▸ **Exercise material**:
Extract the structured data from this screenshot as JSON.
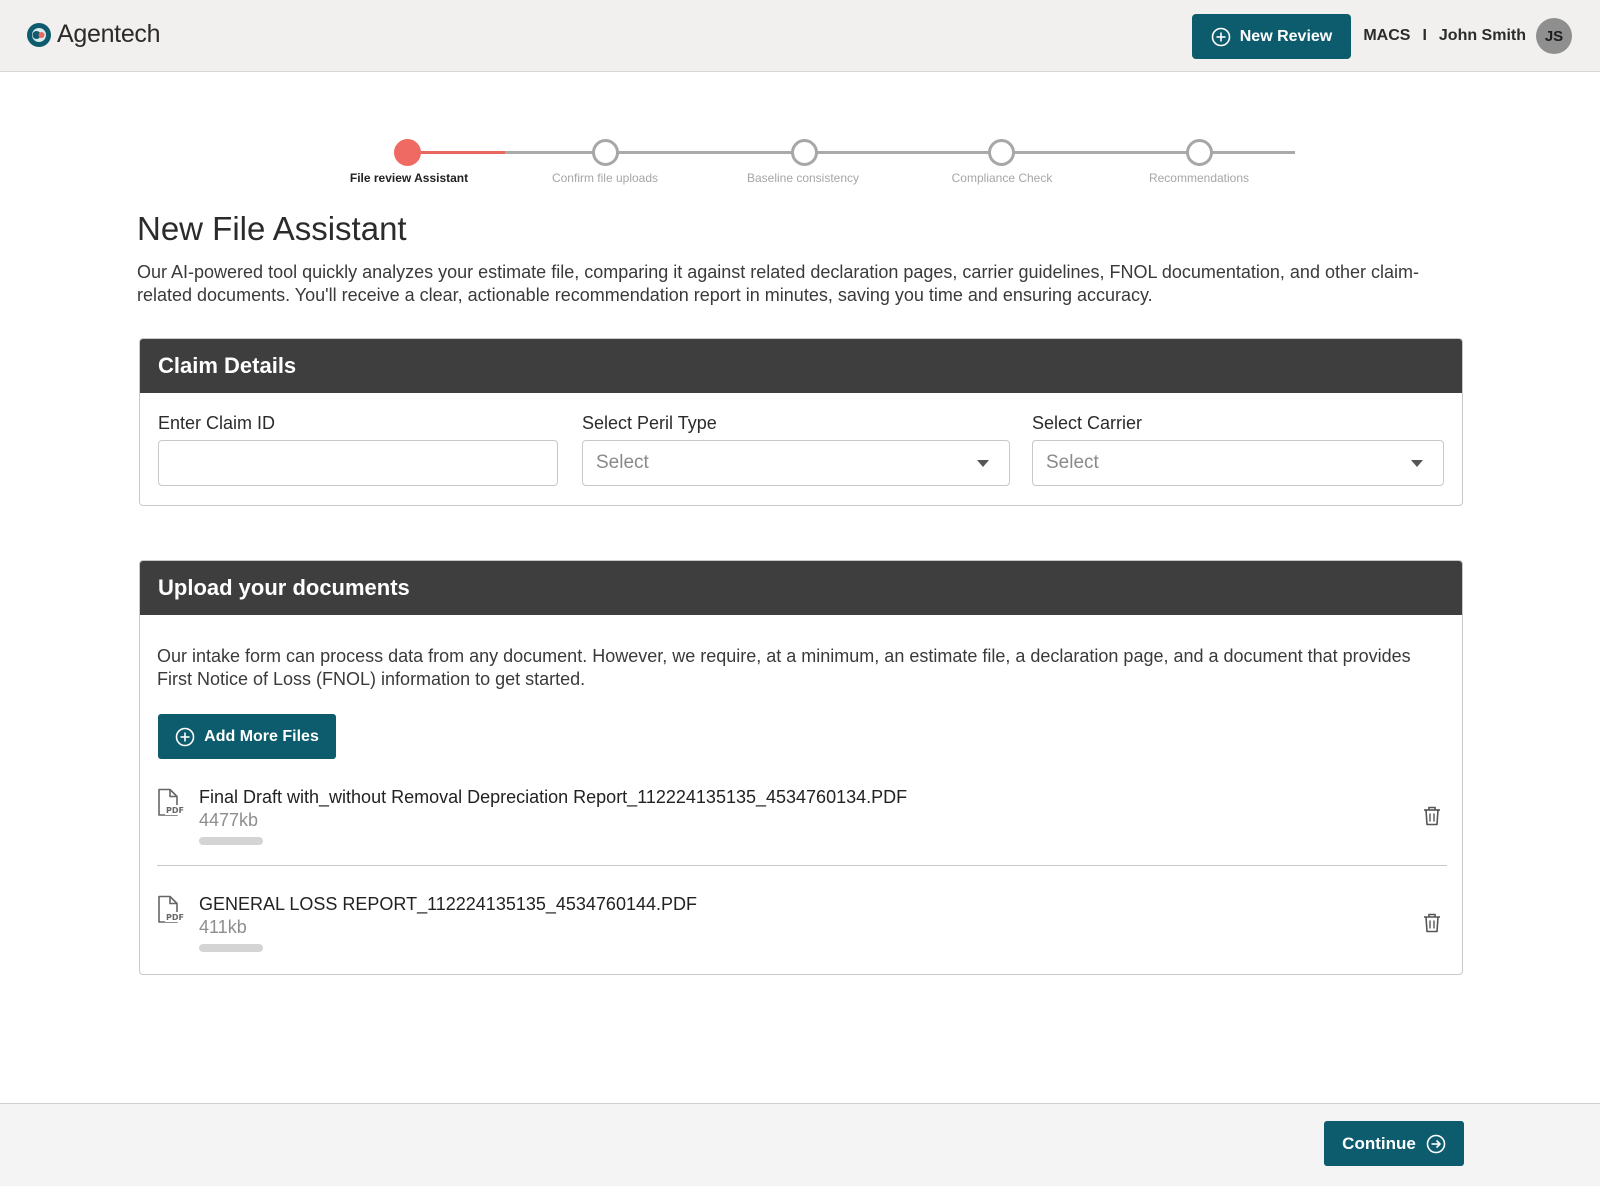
{
  "header": {
    "logo_text": "Agentech",
    "new_review_label": "New Review",
    "org": "MACS",
    "separator": "I",
    "user_name": "John Smith",
    "user_initials": "JS"
  },
  "stepper": {
    "steps": [
      {
        "label": "File review Assistant",
        "state": "active"
      },
      {
        "label": "Confirm file uploads",
        "state": "pending"
      },
      {
        "label": "Baseline consistency",
        "state": "pending"
      },
      {
        "label": "Compliance Check",
        "state": "pending"
      },
      {
        "label": "Recommendations",
        "state": "pending"
      }
    ]
  },
  "page": {
    "title": "New File Assistant",
    "intro": "Our AI-powered tool quickly analyzes your estimate file, comparing it against related declaration pages, carrier guidelines, FNOL documentation, and other claim-related documents. You'll receive a clear, actionable recommendation report in minutes, saving you time and ensuring accuracy."
  },
  "claim_details": {
    "title": "Claim Details",
    "claim_id_label": "Enter Claim ID",
    "claim_id_value": "",
    "peril_label": "Select Peril Type",
    "peril_value": "Select",
    "carrier_label": "Select Carrier",
    "carrier_value": "Select"
  },
  "upload": {
    "title": "Upload your documents",
    "description": "Our intake form can process data from any document. However, we require, at a minimum, an estimate file, a declaration page, and a document that provides First Notice of Loss (FNOL) information to get started.",
    "add_files_label": "Add More Files",
    "files": [
      {
        "name": "Final Draft with_without Removal Depreciation Report_112224135135_4534760134.PDF",
        "size": "4477kb",
        "progress": 1.0
      },
      {
        "name": "GENERAL LOSS REPORT_112224135135_4534760144.PDF",
        "size": "411kb",
        "progress": 1.0
      }
    ]
  },
  "footer": {
    "continue_label": "Continue"
  },
  "colors": {
    "primary": "#0d5c6d",
    "accent": "#ee6a62",
    "card_header": "#3e3e3e"
  }
}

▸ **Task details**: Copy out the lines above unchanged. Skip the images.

▸ **Answer to the exercise**:
Extract the structured data from this screenshot as JSON.
{
  "header": {
    "logo_text": "Agentech",
    "new_review_label": "New Review",
    "org": "MACS",
    "separator": "I",
    "user_name": "John Smith",
    "user_initials": "JS"
  },
  "stepper": {
    "steps": [
      {
        "label": "File review Assistant",
        "state": "active"
      },
      {
        "label": "Confirm file uploads",
        "state": "pending"
      },
      {
        "label": "Baseline consistency",
        "state": "pending"
      },
      {
        "label": "Compliance Check",
        "state": "pending"
      },
      {
        "label": "Recommendations",
        "state": "pending"
      }
    ]
  },
  "page": {
    "title": "New File Assistant",
    "intro": "Our AI-powered tool quickly analyzes your estimate file, comparing it against related declaration pages, carrier guidelines, FNOL documentation, and other claim-related documents. You'll receive a clear, actionable recommendation report in minutes, saving you time and ensuring accuracy."
  },
  "claim_details": {
    "title": "Claim Details",
    "claim_id_label": "Enter Claim ID",
    "claim_id_value": "",
    "peril_label": "Select Peril Type",
    "peril_value": "Select",
    "carrier_label": "Select Carrier",
    "carrier_value": "Select"
  },
  "upload": {
    "title": "Upload your documents",
    "description": "Our intake form can process data from any document. However, we require, at a minimum, an estimate file, a declaration page, and a document that provides First Notice of Loss (FNOL) information to get started.",
    "add_files_label": "Add More Files",
    "files": [
      {
        "name": "Final Draft with_without Removal Depreciation Report_112224135135_4534760134.PDF",
        "size": "4477kb",
        "progress": 1.0
      },
      {
        "name": "GENERAL LOSS REPORT_112224135135_4534760144.PDF",
        "size": "411kb",
        "progress": 1.0
      }
    ]
  },
  "footer": {
    "continue_label": "Continue"
  },
  "colors": {
    "primary": "#0d5c6d",
    "accent": "#ee6a62",
    "card_header": "#3e3e3e"
  }
}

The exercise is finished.